Humphrey says the Tennessee Hospital Association has long supported the expansion of Medicaid in Tennessee, which the General Assembly has failed to do, despite the urging of Gov. Bill Haslam.

 “If people had some type of insurance, even though it may not completely cover all costs, at least it’s something,” said Humphrey. “For the people who have health insurance, we pay more because of the people who don’t.”

Those comments were echoed by the Tennessee Justice Center, a nonpartisan health advocacy organization.

“The news that two more hospitals will close should be a wake-up call for our state leaders,” said Michele Johnson, executive director of Tennessee Justice Center. “This is an urgent reminder that our legislature’s refusal to accept federal funding for Medicaid expansion endangers a healthcare system on which all Tennesseans must rely.”

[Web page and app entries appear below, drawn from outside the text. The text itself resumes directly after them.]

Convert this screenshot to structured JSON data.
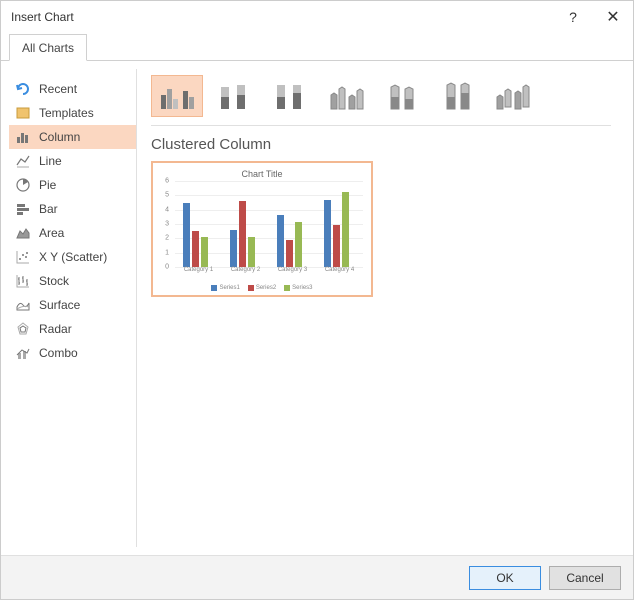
{
  "dialog": {
    "title": "Insert Chart",
    "help": "?",
    "close": "✕"
  },
  "tabs": {
    "all": "All Charts"
  },
  "sidebar": {
    "items": [
      {
        "label": "Recent"
      },
      {
        "label": "Templates"
      },
      {
        "label": "Column"
      },
      {
        "label": "Line"
      },
      {
        "label": "Pie"
      },
      {
        "label": "Bar"
      },
      {
        "label": "Area"
      },
      {
        "label": "X Y (Scatter)"
      },
      {
        "label": "Stock"
      },
      {
        "label": "Surface"
      },
      {
        "label": "Radar"
      },
      {
        "label": "Combo"
      }
    ]
  },
  "subtype_title": "Clustered Column",
  "buttons": {
    "ok": "OK",
    "cancel": "Cancel"
  },
  "colors": {
    "series1": "#4a7ebb",
    "series2": "#be4b48",
    "series3": "#98b954",
    "accent_fill": "#fbd7c1",
    "accent_border": "#f3b891"
  },
  "chart_data": {
    "type": "bar",
    "title": "Chart Title",
    "categories": [
      "Category 1",
      "Category 2",
      "Category 3",
      "Category 4"
    ],
    "series": [
      {
        "name": "Series1",
        "values": [
          4.3,
          2.5,
          3.5,
          4.5
        ]
      },
      {
        "name": "Series2",
        "values": [
          2.4,
          4.4,
          1.8,
          2.8
        ]
      },
      {
        "name": "Series3",
        "values": [
          2.0,
          2.0,
          3.0,
          5.0
        ]
      }
    ],
    "ylim": [
      0,
      6
    ],
    "yticks": [
      0,
      1,
      2,
      3,
      4,
      5,
      6
    ],
    "xlabel": "",
    "ylabel": "",
    "legend_position": "bottom"
  }
}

The Government Accountability Office recently reported to Congress that hospitals in the 34 states that have accepted federal funds to expand Medicaid are six times less likely to close than in Tennessee and other states that refuse the federal funding.

In 2015, the Tennessee legislature rejected Gov. Haslam’s plan, called Insure Tennessee, to use $1.4 billion a year in federal Medicaid funds to cover uninsured Tennesseans and support the state’s healthcare system. Lawmakers have never provided a clear explanation of why they rejected Insure Tennessee, especially with no alternate plan in place.

“The experience of other states tells us that, if our legislature had not blocked Gov. Haslam four years ago, some of the hospitals we have lost would still be open, and their communities would not be struggling with the aftermath of their closing,” said Johnson. “There is nothing sadder or more disturbing than to see plywood sealing doors that once welcomed mothers giving birth and patients seeking lifesaving care. When you watch litter blowing through what used to be the ambulance loading area, it hits you there are lives being lost that could have been saved.”